government and other funding sources as well as a job bank and information line. Also available is a national directory of more than 300 member clubs. Annual membership dues are $75.
American Woman’s Economic Development Corp.
74 Vanderbilt Ave., Suite 320 New York, NY 10169 800-222-AWED www.womenconnect.com/awed
AWED provides training courses on starting a business, growing existing businesses and accessing capital. Annual membership dues: regular member, $55; supporting member, $65 (includes benefits and one free business counseling session); and contributing member, $85 (includes two free networking events and business counseling sessions).
National Association of Women Business Owners
1100 Wayne Ave., Suite 830 Silver Spring, MD 20910 800-55-NAWBO 301-608-2596 (fax) www.nawbo.org
An organization for women entrepreneurs, NAWBO has international affiliates and supports an angel network that matches women entrepreneurs with private investors. Members can sell their products and services online through Women’s Connections (www.women connect.com). They can also post a home page on NAWBO’s Web site. Annual membership dues: emerging business owner, $50; established business owner and supporting member, $75; and sustaining member, $250 (includes voting rights, participation in congressional testimony and leadership training). There is a one-time registration fee of $25.
Association of Black Women Entrepreneurs
P.O. Box 49368 Los Angeles, CA 90049 213-624-8639

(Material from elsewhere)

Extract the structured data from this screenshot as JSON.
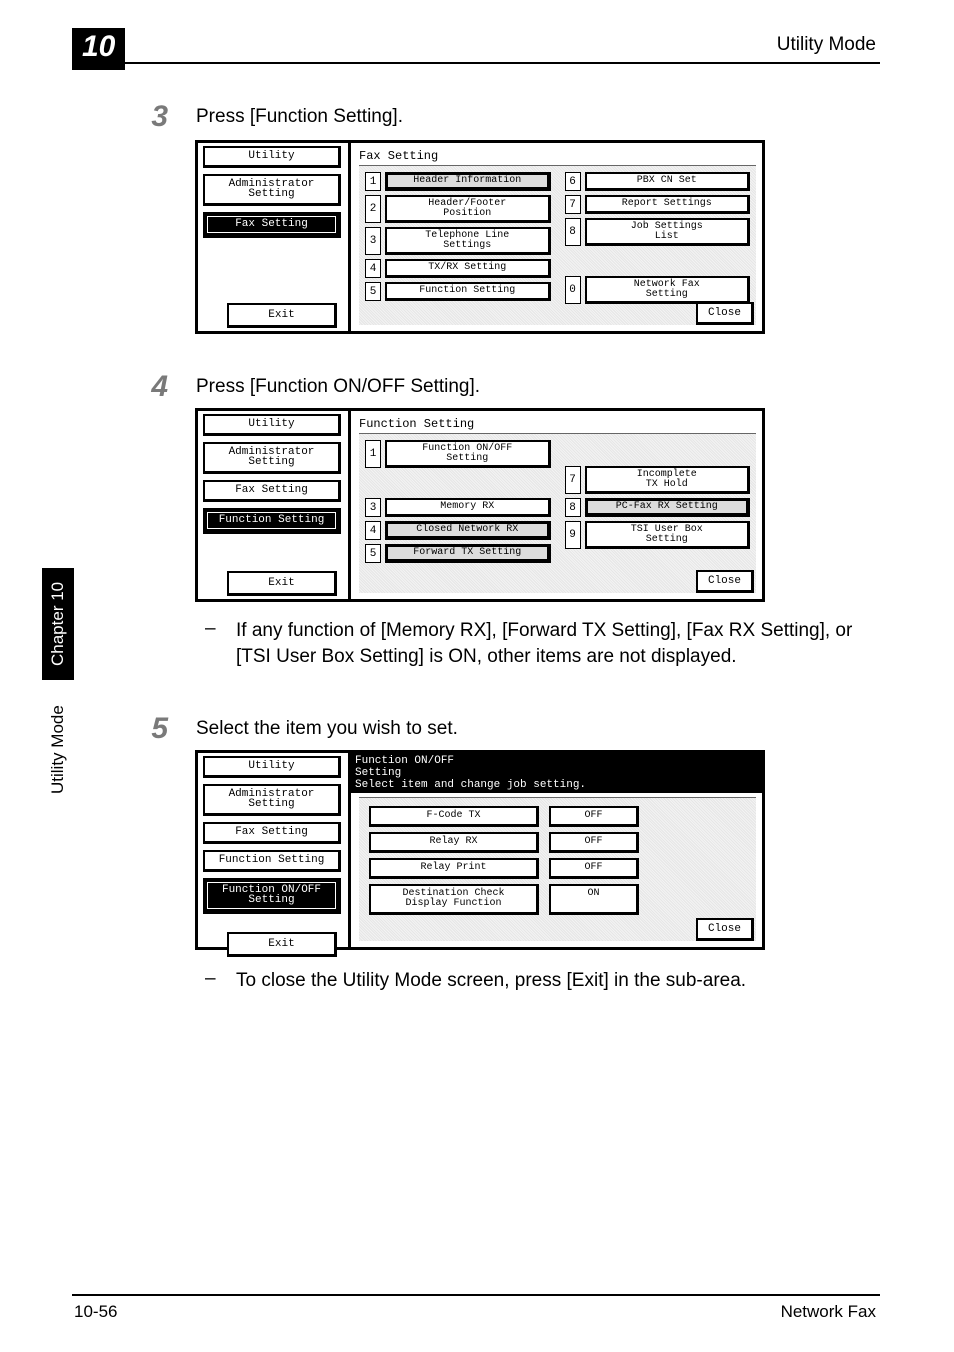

ABWE hosts bimonthly networking meetings, entrepreneurial workshops and seminars. It also publishes a quarterly newsletter and provides private consultations with industry experts on legal, financial and management issues. The membership fee is $60 annually and includes a free listing in the national quarterly newsletter. A low-cost interest lending program is also available with Founders National Bank.
Small Business Administration Office of Financial Assistance
409 Third St. SW, suite 4400 Washington, DC 20024 800-8ASK-SBA www.sba.gov/financing
The Office of Financial Assistance offers three viable options for entrepreneurs looking to start or expand their businesses. The women’s pre-qualification loan program is available to entrepreneurs seeking $50,000-$250,000 in capital. Low Doc (low documentation) loans of up to $100,000 are available through a simplified application process with an average three-day turnaround. SBA-affiliated micro loans are offered to business owners seeking $500-$25,000.
Welle Fargo Bank National Business Banking Center P.O. Box 340214 Sacramento, CA 95834-0214 800-35-WELLS, ext. 120
Wells Fargo Bank has ear-marked a hefty $10 billion in revolving and unsecured loans for women entrepreneurs for a 10-year period. Loans between $5,000 and $50,000 are available to qualifying loan candidates who’ve been in business at least three years; they must show a profit.
Women’s Enterprise Development Corp. 100 W. Broadway, Suite 500 Long Beach, CA 90802 502-983-3747 562-983-3750 (fax)
WEDC offers entrepreneurial training, hosts seminars, provides financial education and loan referral services, publishes a quarterly newsletter and offers one-on-one small business counseling. The 12-week course on starting a business costs $240; the 26-week course on managing your business, $525. Scholarships are also available.
National Federation of Black Women Business Owners
1500 Massachusetts Ave. NW, Suite 34 Washington, DC 20005 202-833-3450 202-331-7822 (fax)
NFBWBO is a networking group that targets women entrepreneurs and corporate professionals. It hosts workshops, provides a referral service for financial assistance and publishes a quarterly newsletter. Membership dues are $100 for established women-owned businesses, $25 for start-ups,